"He has a way of getting in your brain," McNeilly told the outlet. "I didn't tell that many people what had happened to me, because so many people saw it happening and didn't care."

Several of the people interviewed in Rolling Stone echoed McNeilly's sentiment, while others shared that they feared retaliation. ("People like me turned a blind eye," a former assistant of Manson's told the Los Angeles Times earlier this month.)

RELATED VIDEO: Marilyn Manson's Ex Ashley Morgan Smithline 'Thought He Was Going to Kill' Her During Abusive Relationship

McNeilly told Rolling Stone that speaking up about the abuse she allegedly faced at his hands was "the most terrifying thing I've ever done."

"I've been afraid for 10 years," she says. "Some of these girls who came out and it happened to them five years ago, God bless them. Because five years after [our relationship ended], I was a shell of a person. He took everything from me and then spit me out."

She added, "I don't know what kind of pain he's in. But he just wants to make people feel that pain over and over again."

In a statement to Rolling Stone from his attorney Howard King, Manson "vehemently denies any and all claims of sexual assault or abuse of anyone." And like in previous statements, he described the allegations as a "part of a coordinated attack by former partners and associates of Mr. Warner who have weaponized the otherwise mundane details of his personal life and their consensual relationships."

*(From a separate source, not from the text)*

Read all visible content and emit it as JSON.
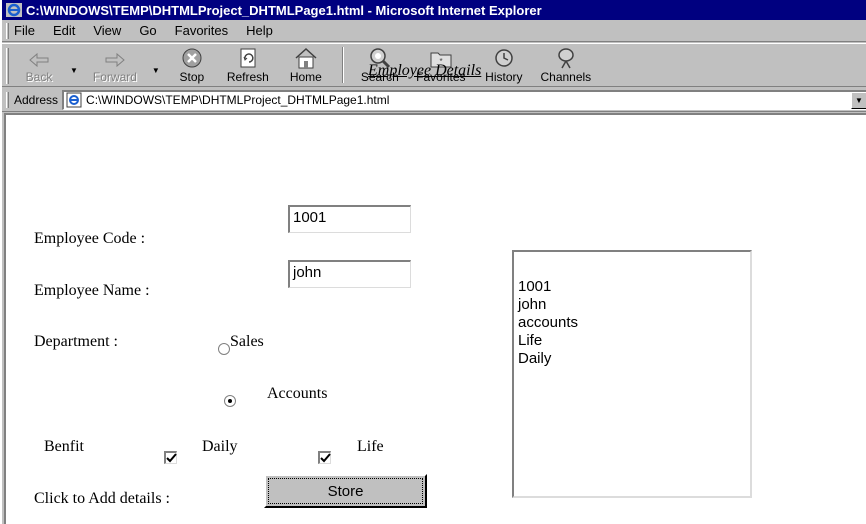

A spokesperson for Manson did not immediately respond to PEOPLE's request for comment regarding the Rolling Stone piece.

The story also further details allegations regarding the "Bad Girls' Room," a clear, soundproof enclosure that Smithline opened up to PEOPLE about in a cover story interview earlier this year.

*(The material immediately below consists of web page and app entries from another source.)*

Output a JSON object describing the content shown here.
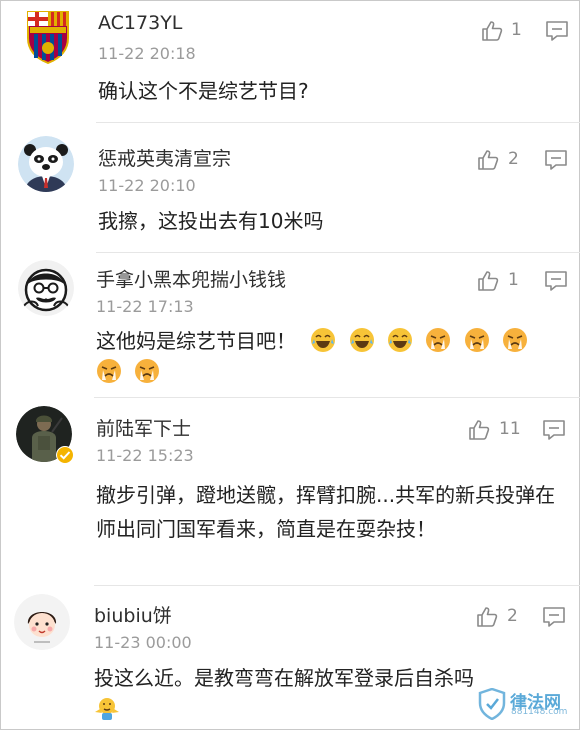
{
  "comments": [
    {
      "username": "AC173YL",
      "time": "11-22 20:18",
      "likes": "1",
      "text": "确认这个不是综艺节目?",
      "avatar_icon": "fc-barcelona-crest-avatar"
    },
    {
      "username": "惩戒英夷清宣宗",
      "time": "11-22 20:10",
      "likes": "2",
      "text": "我擦，这投出去有10米吗",
      "avatar_icon": "panda-in-suit-avatar"
    },
    {
      "username": "手拿小黑本兜揣小钱钱",
      "time": "11-22 17:13",
      "likes": "1",
      "text": "这他妈是综艺节目吧！",
      "emojis": [
        "laugh-cry",
        "laugh-cry",
        "laugh-cry",
        "crying",
        "crying",
        "crying",
        "crying",
        "crying"
      ],
      "avatar_icon": "cartoon-face-avatar"
    },
    {
      "username": "前陆军下士",
      "time": "11-22 15:23",
      "likes": "11",
      "text": "撤步引弹，蹬地送髋，挥臂扣腕...共军的新兵投弹在师出同门国军看来，简直是在耍杂技！",
      "avatar_icon": "soldier-photo-avatar",
      "verified": true
    },
    {
      "username": "biubiu饼",
      "time": "11-23 00:00",
      "likes": "2",
      "text": "投这么近。是教弯弯在解放军登录后自杀吗",
      "emojis": [
        "shrug"
      ],
      "avatar_icon": "cartoon-girl-avatar"
    }
  ],
  "watermark": {
    "title": "律法网",
    "sub": "881148.com"
  },
  "colors": {
    "name": "#2f2f2f",
    "time": "#9b9b9b",
    "body": "#222222",
    "icon": "#8a8a8a",
    "emoji_yellow": "#f7c437",
    "watermark": "#5aa9d8"
  }
}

"If I had to pee while he was replaying one of his songs I'd heard 30,000 times, I'd have to be locked in the box," she said then. "I was malnourished and cold."

To the Rolling Stone, a former assistant of Manson said "it was common knowledge" that "everybody had called" the enclosure the Bad Girls' Room.

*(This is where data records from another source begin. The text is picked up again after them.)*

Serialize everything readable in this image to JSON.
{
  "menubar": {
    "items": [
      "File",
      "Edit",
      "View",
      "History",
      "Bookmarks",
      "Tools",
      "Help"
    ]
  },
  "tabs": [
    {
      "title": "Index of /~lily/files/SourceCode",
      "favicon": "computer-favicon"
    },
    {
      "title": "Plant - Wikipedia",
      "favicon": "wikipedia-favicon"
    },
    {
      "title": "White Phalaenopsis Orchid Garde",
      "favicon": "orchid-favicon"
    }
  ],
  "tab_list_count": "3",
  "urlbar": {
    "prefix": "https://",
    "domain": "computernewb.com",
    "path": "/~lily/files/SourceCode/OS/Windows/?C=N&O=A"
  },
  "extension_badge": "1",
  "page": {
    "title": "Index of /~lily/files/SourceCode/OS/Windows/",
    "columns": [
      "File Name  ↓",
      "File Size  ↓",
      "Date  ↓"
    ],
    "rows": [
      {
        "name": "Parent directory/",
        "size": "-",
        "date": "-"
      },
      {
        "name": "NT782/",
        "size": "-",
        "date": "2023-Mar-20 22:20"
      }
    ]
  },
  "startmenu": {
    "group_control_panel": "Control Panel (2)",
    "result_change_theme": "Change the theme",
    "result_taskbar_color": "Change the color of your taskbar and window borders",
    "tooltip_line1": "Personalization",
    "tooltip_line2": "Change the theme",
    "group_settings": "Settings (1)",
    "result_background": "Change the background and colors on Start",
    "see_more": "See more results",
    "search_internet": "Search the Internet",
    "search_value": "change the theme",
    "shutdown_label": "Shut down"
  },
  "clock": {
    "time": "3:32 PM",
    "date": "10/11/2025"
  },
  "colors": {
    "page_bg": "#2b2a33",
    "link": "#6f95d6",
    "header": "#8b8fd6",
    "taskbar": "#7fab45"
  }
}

evan rachel wood ashley lindsey smithline and esme bianco
Credit: Neilson Barnard/Getty; Jana Cruder; Marion Curtis/Shutterstock

"Even if I was screaming, no one would hear me," Smithline told the Rolling Stone. "First you fight, and he enjoys the struggle. I learned to not fight it because that was giving him what he wanted. I just went somewhere else in my head."

The story also detailed the physical and verbal abuse that Manson allegedly perpetrated on his employees.

"One time in Vegas, he had this prop mirror," a source told Rolling Stone about an instance in 2012. "It didn't work the way he wanted it to, and he took the microphone stand that weighed 60, 70 pounds, and he tried to smash through it. The stage manager was standing behind it, and it knocked him out; he had to go to the hospital."

Multiple sources also told the magazine that he was a "master of cult-like mind-control techniques" and would make his employees or friends monitor each other and report back, according to Rolling Stone.

"You couldn't trust anyone," the source said.

The new investigation — which follows a similar piece in the L.A. Times earlier this month — comes as Manson has become the center of new headlines due to his relationship with Kanye West.

The singer is featured on West's album Donda, he appeared at a listening party of the LP in August and most recently posed alongside Justin Bieber and West during a Sunday Service event on Halloween.

"It's heartbreaking. It makes me sick," Smithline told PEOPLE about seeing Manson at the Sunday Service event. "How is this the world we live in?"

A spokesperson for Manson explained to PEOPLE that Manson was an "integral part" of the Sunday Service. When asked if Manson had turned to Christianity, the spokesperson said, "That's nobody's business."

If you or someone you know has been a victim of sexual abuse, text "STRENGTH" to the Crisis Text Line at 741-741 connected to a certified crisis counselor.

If you are experiencing domestic violence, call the National Domestic Violence Hotline at 1-800-799-7233, or go to thehotline.org. All calls are toll-free and confidential. The hotline is available 24/7 in more than 170 languages.